Sirri Sureyya Onder, legislator from a Kurdish party who became a hero to many for standing in front of bulldozers to prevent the destruction of trees in Istanbul’s Taksim square, called on demonstrators to continue protests in a more festival-like manner.
The state-run Anadolu Agency said police in Antalya, on the Mediterranean coast, handed over carnations and roses to a group of protesters.
Both Onder and Arinc spoke after a meeting with President Abdullah Gul who, contrary to Erdogan, has praised the mostly peaceful protesters as expressing their democratic rights.
Gul and Erdogan could face off next year in Turkey’s presidential election.
The Hatay province governor’s office initially said the man who died, Abdullah Comert, was shot Monday during a demonstration in the city of Antakya. It backtracked after Hatay’s chief prosecutor’s office said an autopsy showed Comert had received a blow to the head and there was no trace of a gunshot wound.
Gov. Celalettin Lekesiz did not respond to a journalist’s question as to whether the man may have died after being hit in the head by a gas canister.
Arinc said the government was taking “all measures” to ensure that similar “bad incidents” were not repeated as police subdued protests.
The United Nations human rights office in Geneva expressed concern over the excessive use of force by police and called on Turkey to respect the people’s right to peaceful protests and to promptly investigate abuses.
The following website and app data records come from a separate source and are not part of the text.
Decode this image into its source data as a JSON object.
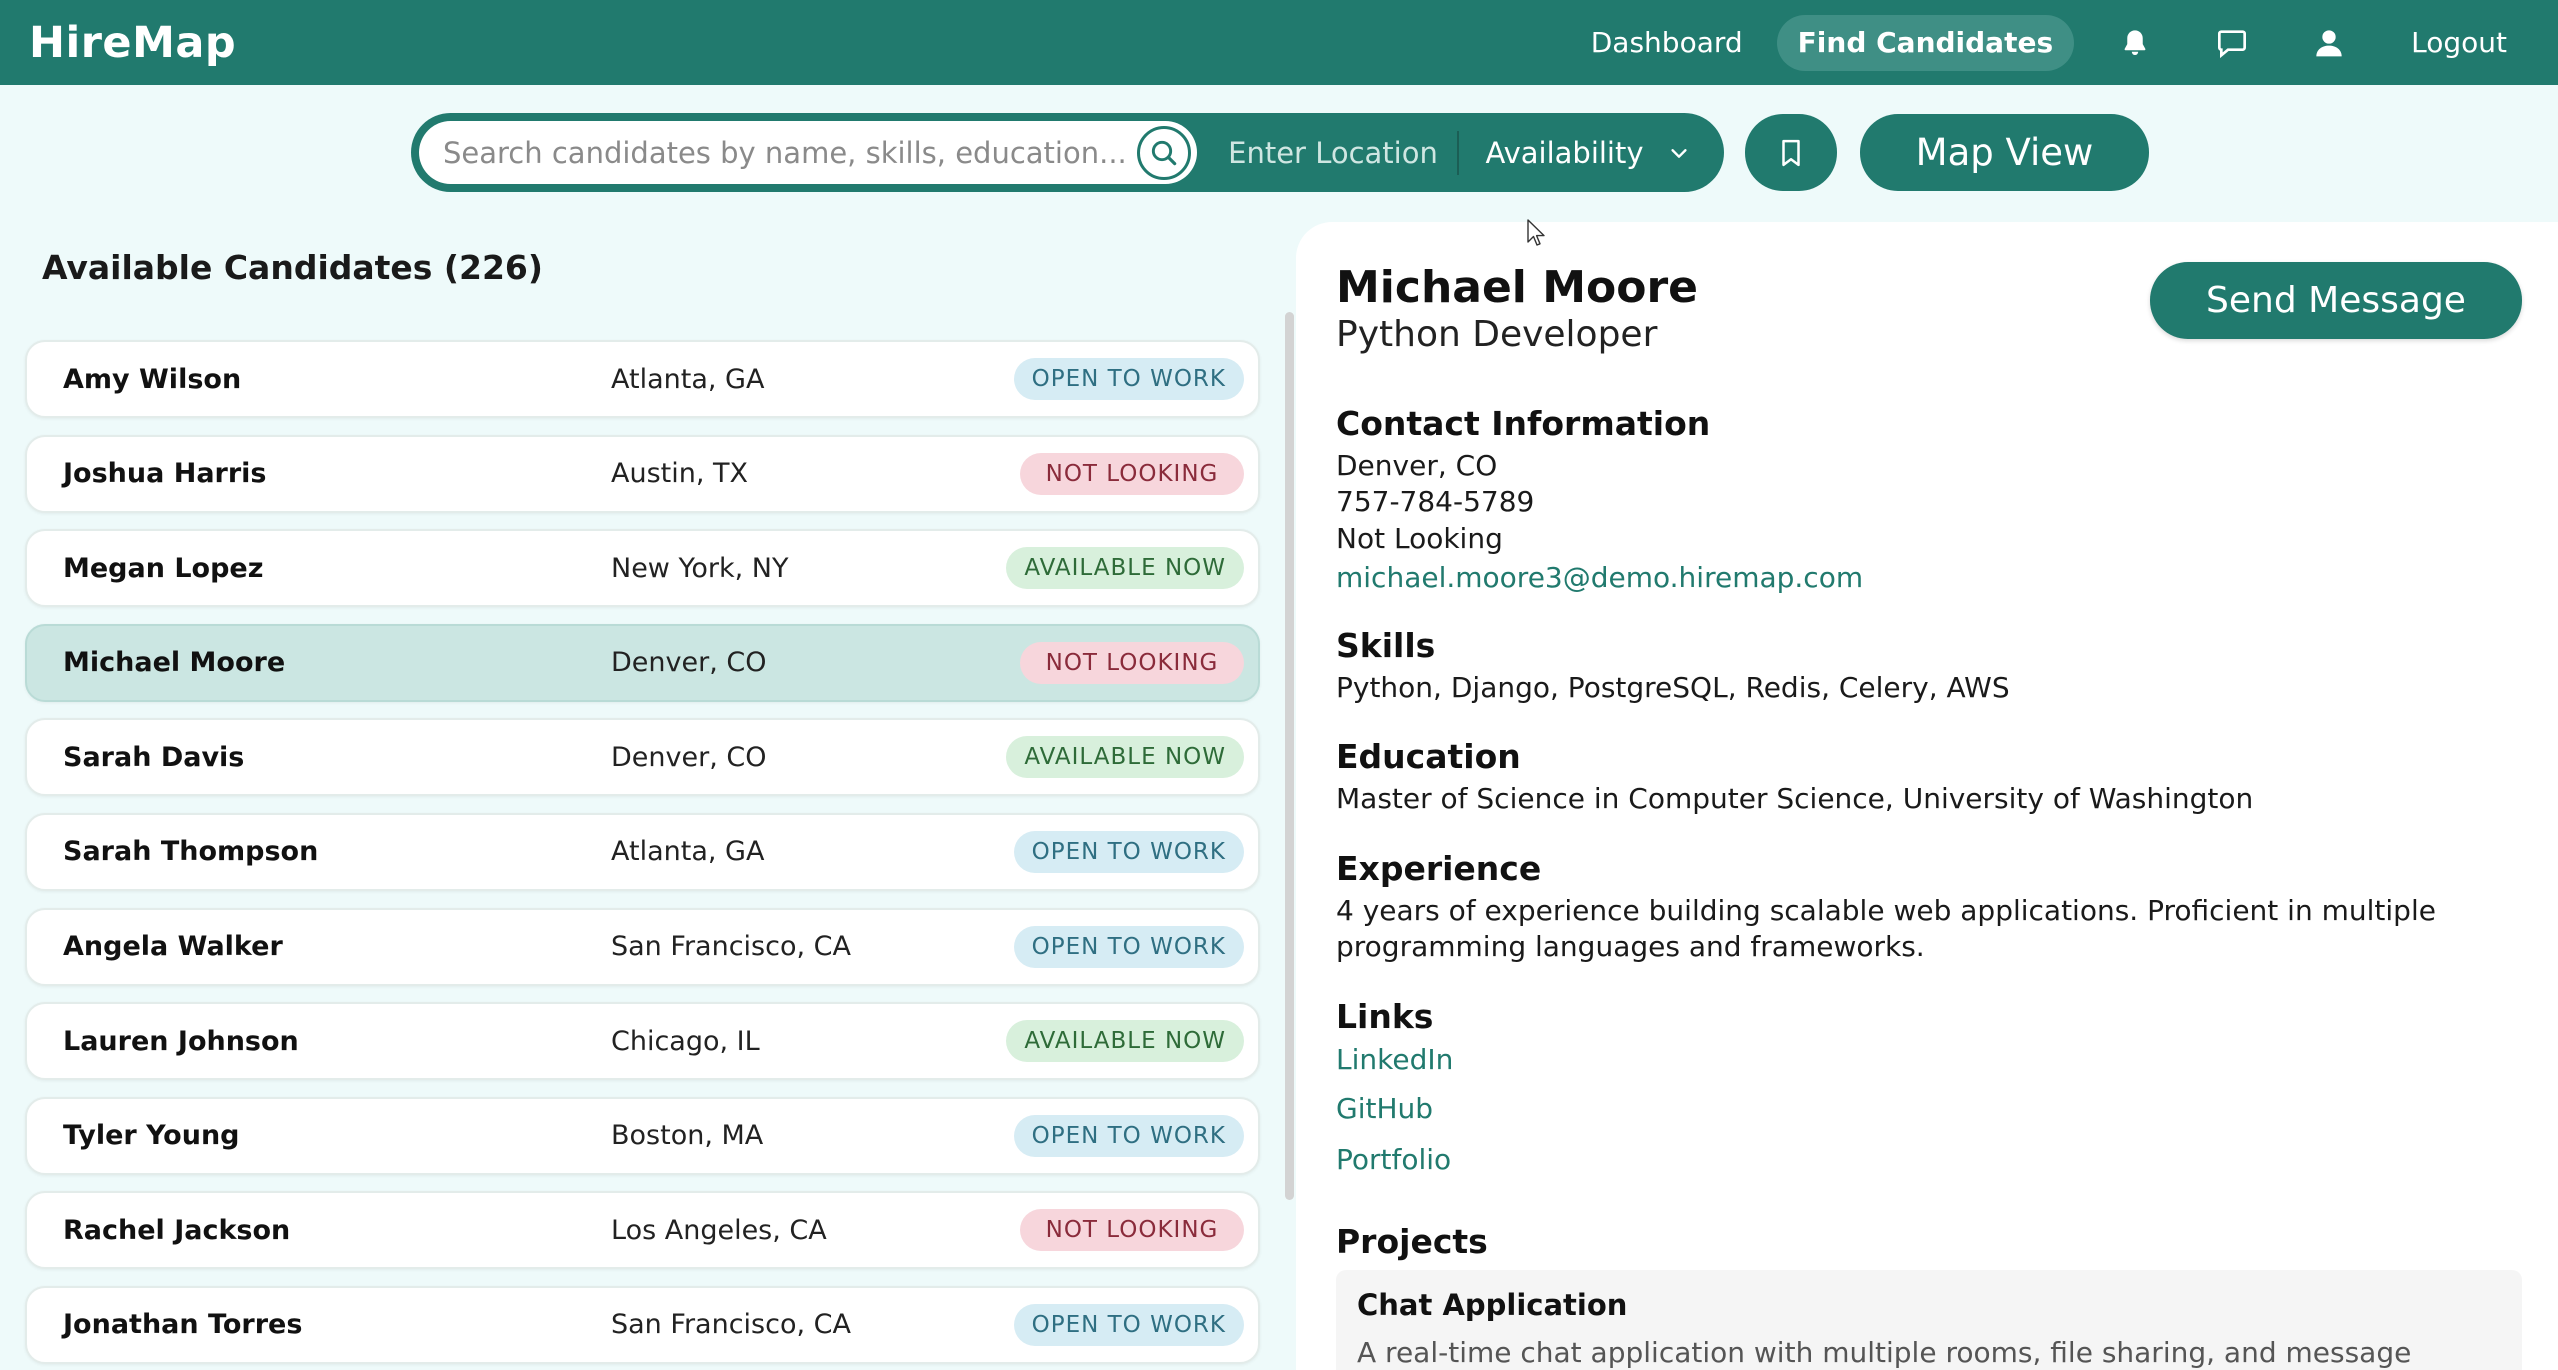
{
  "app": {
    "title": "HireMap"
  },
  "nav": {
    "dashboard": "Dashboard",
    "find_candidates": "Find Candidates",
    "logout": "Logout",
    "icons": [
      "bell-icon",
      "chat-icon",
      "user-icon"
    ]
  },
  "search": {
    "placeholder": "Search candidates by name, skills, education...",
    "value": "",
    "location_placeholder": "Enter Location",
    "availability_label": "Availability",
    "map_view_label": "Map View"
  },
  "list": {
    "title": "Available Candidates (226)",
    "candidates": [
      {
        "name": "Amy Wilson",
        "location": "Atlanta, GA",
        "status": "OPEN TO WORK"
      },
      {
        "name": "Joshua Harris",
        "location": "Austin, TX",
        "status": "NOT LOOKING"
      },
      {
        "name": "Megan Lopez",
        "location": "New York, NY",
        "status": "AVAILABLE NOW"
      },
      {
        "name": "Michael Moore",
        "location": "Denver, CO",
        "status": "NOT LOOKING"
      },
      {
        "name": "Sarah Davis",
        "location": "Denver, CO",
        "status": "AVAILABLE NOW"
      },
      {
        "name": "Sarah Thompson",
        "location": "Atlanta, GA",
        "status": "OPEN TO WORK"
      },
      {
        "name": "Angela Walker",
        "location": "San Francisco, CA",
        "status": "OPEN TO WORK"
      },
      {
        "name": "Lauren Johnson",
        "location": "Chicago, IL",
        "status": "AVAILABLE NOW"
      },
      {
        "name": "Tyler Young",
        "location": "Boston, MA",
        "status": "OPEN TO WORK"
      },
      {
        "name": "Rachel Jackson",
        "location": "Los Angeles, CA",
        "status": "NOT LOOKING"
      },
      {
        "name": "Jonathan Torres",
        "location": "San Francisco, CA",
        "status": "OPEN TO WORK"
      }
    ]
  },
  "detail": {
    "name": "Michael Moore",
    "role": "Python Developer",
    "send_message_label": "Send Message",
    "contact_heading": "Contact Information",
    "location": "Denver, CO",
    "phone": "757-784-5789",
    "status": "Not Looking",
    "email": "michael.moore3@demo.hiremap.com",
    "skills_heading": "Skills",
    "skills": "Python, Django, PostgreSQL, Redis, Celery, AWS",
    "education_heading": "Education",
    "education": "Master of Science in Computer Science, University of Washington",
    "experience_heading": "Experience",
    "experience_line1": "4 years of experience building scalable web applications. Proficient in multiple",
    "experience_line2": "programming languages and frameworks.",
    "links_heading": "Links",
    "link_linkedin": "LinkedIn",
    "link_github": "GitHub",
    "link_portfolio": "Portfolio",
    "projects_heading": "Projects",
    "project_title": "Chat Application",
    "project_desc": "A real-time chat application with multiple rooms, file sharing, and message"
  },
  "colors": {
    "brand": "#217a6e",
    "background": "#eefafa",
    "selected_row": "#cbe6e2",
    "open_badge": "#d6ecf4",
    "not_looking_badge": "#f7d6dc",
    "available_badge": "#d8f0dc"
  }
}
Crowds at Taksim Square and downtown Ankara began to swell with protesters once again late Tuesday as people left work.
In a town near Turkey’s third-largest city, Izmir, some protesters set the local office of Erdogan’s ruling party on fire. The blaze was quickly extinguished.
In Istanbul, many people slept in the shade of trees in Gezi Park, the part of Taksim Square that sparked the protests, while others walked around with bags cleaning up trash. Overturned cars and burned-out vans ringed the edges, spray-painted with graffiti.
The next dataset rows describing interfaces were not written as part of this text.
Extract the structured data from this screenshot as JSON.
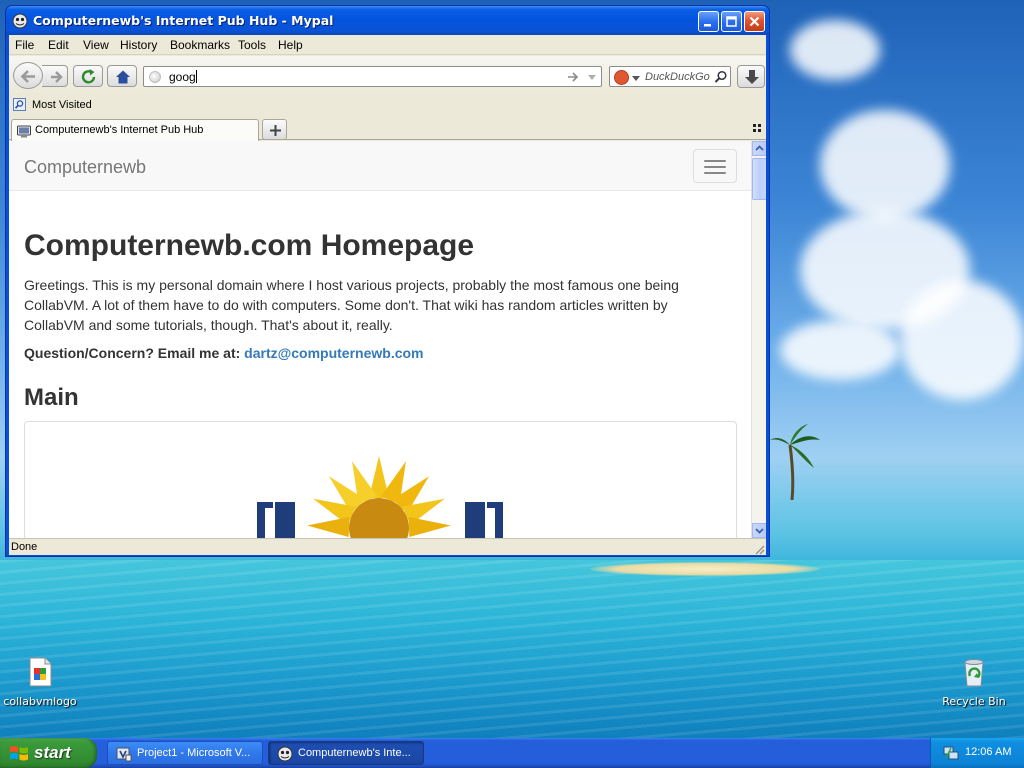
{
  "desktop": {
    "icons": [
      {
        "label": "collabvmlogo"
      },
      {
        "label": "Recycle Bin"
      }
    ]
  },
  "window": {
    "title": "Computernewb's Internet Pub Hub - Mypal",
    "menu": [
      "File",
      "Edit",
      "View",
      "History",
      "Bookmarks",
      "Tools",
      "Help"
    ],
    "url_value": "goog",
    "search_placeholder": "DuckDuckGo",
    "bookmarks": [
      {
        "label": "Most Visited"
      }
    ],
    "tab": {
      "label": "Computernewb's Internet Pub Hub"
    },
    "status": "Done"
  },
  "page": {
    "brand": "Computernewb",
    "heading": "Computernewb.com Homepage",
    "intro": "Greetings. This is my personal domain where I host various projects, probably the most famous one being CollabVM. A lot of them have to do with computers. Some don't. That wiki has random articles written by CollabVM and some tutorials, though. That's about it, really.",
    "contact_label": "Question/Concern? Email me at:",
    "contact_email": "dartz@computernewb.com",
    "section_title": "Main"
  },
  "taskbar": {
    "start_label": "start",
    "tasks": [
      {
        "label": "Project1 - Microsoft V...",
        "active": false
      },
      {
        "label": "Computernewb's Inte...",
        "active": true
      }
    ],
    "clock": "12:06 AM"
  },
  "colors": {
    "title_blue": "#0454df",
    "link_blue": "#337ab7",
    "start_green": "#318a31"
  }
}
A public service workers union called a two-day strike in support of the protests and thousands of its members marched to Taksim Square on Tuesday. There was, however, no evidence of any major disruption to services.
In a further step toward easing the tensions, Arinc was to meet Wednesday with a group of activists, architects and academicians who are uniting to protect Taksim Square.
Associated Press writers Elena Becatoros in Istanbul, Ezgi Akin and Burhan Ozbilici in Ankara and Frank Jordans in Berlin contributed.